--- WHAT IS REQUIRED ---
Each line containing the string "Langue" should be copied out of the entries.

Web page and app entries
▬▬▬
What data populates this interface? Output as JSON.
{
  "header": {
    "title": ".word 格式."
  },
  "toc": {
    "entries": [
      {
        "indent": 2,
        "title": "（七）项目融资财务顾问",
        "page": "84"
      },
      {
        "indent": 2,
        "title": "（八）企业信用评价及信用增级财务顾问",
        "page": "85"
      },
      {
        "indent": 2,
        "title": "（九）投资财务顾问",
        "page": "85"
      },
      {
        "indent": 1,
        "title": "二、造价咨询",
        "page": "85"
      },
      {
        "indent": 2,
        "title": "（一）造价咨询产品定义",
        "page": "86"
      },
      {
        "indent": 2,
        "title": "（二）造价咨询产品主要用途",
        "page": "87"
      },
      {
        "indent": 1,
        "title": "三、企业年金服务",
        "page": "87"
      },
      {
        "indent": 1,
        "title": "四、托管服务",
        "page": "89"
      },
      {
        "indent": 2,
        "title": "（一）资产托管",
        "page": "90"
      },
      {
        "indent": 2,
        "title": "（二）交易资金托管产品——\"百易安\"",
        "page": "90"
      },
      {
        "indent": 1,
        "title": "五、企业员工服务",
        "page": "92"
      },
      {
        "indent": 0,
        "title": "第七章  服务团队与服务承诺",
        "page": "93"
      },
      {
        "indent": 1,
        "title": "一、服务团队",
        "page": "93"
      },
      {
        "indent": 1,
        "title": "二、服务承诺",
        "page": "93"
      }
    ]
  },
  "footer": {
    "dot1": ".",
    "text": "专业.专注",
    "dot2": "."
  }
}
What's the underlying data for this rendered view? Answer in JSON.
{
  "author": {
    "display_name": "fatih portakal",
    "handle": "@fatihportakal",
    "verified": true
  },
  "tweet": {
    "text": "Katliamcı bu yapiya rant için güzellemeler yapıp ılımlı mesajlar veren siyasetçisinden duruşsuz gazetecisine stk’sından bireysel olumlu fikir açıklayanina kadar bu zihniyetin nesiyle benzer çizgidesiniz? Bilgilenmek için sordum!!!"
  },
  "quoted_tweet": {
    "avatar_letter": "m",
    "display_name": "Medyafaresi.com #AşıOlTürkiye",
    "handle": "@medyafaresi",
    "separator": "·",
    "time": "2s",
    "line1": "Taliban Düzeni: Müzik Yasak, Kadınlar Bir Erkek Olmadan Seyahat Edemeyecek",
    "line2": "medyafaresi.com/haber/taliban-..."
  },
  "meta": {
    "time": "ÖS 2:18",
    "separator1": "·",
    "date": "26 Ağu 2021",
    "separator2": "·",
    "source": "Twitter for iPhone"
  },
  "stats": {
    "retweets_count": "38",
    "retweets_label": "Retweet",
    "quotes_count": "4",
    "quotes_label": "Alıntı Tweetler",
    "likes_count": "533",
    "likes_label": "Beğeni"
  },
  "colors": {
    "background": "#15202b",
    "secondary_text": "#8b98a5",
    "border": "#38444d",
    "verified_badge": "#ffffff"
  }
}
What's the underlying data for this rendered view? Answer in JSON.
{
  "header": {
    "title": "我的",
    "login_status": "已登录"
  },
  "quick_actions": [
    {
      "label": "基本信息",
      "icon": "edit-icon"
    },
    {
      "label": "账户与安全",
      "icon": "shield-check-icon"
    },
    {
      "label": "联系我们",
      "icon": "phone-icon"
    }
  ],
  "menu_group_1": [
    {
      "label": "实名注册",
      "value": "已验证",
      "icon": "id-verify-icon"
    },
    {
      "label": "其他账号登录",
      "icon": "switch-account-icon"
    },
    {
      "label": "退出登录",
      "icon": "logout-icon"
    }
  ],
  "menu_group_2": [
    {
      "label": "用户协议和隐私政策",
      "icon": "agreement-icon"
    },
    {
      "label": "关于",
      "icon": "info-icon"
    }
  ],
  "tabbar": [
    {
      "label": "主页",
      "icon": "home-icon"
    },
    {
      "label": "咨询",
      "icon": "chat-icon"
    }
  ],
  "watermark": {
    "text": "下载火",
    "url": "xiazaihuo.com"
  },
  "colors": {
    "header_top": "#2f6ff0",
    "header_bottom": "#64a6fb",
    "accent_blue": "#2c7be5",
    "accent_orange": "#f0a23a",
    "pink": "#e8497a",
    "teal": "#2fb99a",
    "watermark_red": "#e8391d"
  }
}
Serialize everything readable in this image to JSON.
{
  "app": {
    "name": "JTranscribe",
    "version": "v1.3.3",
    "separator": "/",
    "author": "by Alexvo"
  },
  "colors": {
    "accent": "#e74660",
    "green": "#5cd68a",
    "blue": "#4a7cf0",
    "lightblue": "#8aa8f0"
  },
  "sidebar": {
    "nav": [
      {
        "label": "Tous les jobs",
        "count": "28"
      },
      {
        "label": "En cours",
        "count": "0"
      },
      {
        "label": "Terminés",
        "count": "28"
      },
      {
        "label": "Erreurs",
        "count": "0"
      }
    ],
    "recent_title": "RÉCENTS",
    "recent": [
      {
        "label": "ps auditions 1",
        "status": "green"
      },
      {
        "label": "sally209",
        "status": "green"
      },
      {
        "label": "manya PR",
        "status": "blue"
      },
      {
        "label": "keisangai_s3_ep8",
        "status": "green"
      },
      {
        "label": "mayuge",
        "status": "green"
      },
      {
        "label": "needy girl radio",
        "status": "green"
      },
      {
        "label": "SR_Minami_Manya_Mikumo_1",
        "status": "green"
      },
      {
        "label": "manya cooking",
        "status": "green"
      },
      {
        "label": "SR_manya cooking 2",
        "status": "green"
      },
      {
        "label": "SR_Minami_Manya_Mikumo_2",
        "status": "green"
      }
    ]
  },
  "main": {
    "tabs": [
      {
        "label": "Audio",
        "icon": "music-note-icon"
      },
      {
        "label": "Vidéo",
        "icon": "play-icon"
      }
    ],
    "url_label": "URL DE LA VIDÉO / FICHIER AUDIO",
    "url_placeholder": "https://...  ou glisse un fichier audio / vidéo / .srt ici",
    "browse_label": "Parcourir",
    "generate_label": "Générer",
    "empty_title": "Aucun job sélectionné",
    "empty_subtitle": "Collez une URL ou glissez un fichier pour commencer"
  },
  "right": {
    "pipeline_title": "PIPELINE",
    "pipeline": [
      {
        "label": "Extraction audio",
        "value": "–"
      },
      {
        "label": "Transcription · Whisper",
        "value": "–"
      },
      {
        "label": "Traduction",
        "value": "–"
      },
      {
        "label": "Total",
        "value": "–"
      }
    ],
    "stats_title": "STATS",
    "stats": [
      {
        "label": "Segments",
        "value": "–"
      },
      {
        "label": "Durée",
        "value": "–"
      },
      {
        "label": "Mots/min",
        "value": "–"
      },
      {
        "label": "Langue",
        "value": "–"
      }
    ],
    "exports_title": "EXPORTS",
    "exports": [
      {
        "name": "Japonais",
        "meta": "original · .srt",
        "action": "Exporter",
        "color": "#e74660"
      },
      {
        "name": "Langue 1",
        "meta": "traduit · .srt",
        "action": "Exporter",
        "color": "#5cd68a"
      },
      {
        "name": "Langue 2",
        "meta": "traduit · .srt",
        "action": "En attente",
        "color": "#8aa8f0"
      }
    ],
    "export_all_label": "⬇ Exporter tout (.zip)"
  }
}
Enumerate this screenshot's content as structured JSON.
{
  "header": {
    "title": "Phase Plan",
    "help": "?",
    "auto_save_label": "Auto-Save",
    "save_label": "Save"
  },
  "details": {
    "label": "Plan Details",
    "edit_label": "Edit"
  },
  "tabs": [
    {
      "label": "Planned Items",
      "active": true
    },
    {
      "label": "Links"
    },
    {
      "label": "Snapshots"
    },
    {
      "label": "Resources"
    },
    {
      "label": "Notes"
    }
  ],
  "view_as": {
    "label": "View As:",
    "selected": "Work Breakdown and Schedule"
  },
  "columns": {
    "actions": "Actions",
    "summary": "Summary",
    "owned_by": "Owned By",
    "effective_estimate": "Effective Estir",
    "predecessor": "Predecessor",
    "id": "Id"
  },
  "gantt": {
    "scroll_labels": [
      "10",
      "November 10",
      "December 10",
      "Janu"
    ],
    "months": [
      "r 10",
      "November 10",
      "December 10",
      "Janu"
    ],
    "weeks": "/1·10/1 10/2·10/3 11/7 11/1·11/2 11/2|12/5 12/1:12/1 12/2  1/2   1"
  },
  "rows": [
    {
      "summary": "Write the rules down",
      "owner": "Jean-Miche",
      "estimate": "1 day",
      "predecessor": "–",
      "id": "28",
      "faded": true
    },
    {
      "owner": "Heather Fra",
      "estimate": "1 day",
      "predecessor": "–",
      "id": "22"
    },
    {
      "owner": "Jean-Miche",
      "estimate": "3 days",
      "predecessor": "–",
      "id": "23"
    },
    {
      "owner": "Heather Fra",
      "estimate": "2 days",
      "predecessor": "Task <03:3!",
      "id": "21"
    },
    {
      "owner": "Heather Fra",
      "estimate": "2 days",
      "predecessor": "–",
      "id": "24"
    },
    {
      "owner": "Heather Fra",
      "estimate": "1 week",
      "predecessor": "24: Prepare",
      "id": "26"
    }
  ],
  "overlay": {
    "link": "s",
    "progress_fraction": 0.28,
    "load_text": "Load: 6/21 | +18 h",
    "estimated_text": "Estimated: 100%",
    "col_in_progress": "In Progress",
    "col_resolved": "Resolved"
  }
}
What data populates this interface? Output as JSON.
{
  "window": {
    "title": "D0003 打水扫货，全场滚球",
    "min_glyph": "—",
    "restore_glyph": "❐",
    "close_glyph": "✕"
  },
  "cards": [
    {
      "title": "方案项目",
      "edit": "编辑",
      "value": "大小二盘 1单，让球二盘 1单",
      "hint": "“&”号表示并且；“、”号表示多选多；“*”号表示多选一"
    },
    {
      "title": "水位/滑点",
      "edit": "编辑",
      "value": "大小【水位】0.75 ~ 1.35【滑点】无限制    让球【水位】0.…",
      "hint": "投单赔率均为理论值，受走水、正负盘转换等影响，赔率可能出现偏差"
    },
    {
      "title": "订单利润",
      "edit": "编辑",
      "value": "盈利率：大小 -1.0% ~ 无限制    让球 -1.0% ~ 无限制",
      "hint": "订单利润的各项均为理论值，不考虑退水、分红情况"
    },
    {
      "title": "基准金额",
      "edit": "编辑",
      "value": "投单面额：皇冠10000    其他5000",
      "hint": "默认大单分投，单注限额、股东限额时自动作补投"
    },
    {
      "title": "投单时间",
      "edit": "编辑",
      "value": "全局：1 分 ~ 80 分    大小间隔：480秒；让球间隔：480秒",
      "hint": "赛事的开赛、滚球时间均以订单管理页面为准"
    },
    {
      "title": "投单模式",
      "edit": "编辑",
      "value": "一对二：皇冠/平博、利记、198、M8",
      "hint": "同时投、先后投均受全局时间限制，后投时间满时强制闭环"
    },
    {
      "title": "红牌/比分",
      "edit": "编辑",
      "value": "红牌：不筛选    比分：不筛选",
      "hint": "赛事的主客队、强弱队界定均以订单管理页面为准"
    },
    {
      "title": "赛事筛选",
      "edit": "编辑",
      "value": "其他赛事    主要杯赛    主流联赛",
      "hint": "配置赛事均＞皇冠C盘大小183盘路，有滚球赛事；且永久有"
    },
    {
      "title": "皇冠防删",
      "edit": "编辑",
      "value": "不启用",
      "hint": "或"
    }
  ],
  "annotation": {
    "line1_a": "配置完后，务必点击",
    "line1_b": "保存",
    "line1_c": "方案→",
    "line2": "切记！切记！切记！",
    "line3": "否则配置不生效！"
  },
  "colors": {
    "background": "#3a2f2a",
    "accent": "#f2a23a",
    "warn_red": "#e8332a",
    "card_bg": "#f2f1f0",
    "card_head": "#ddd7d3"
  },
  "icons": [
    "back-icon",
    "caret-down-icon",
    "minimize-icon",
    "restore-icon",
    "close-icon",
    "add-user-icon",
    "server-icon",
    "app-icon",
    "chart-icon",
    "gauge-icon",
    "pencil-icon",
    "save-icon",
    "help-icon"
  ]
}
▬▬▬
--- RESULT FOR THIS TASK ---
        "label": "Langue",
        "name": "Langue 1",
        "name": "Langue 2",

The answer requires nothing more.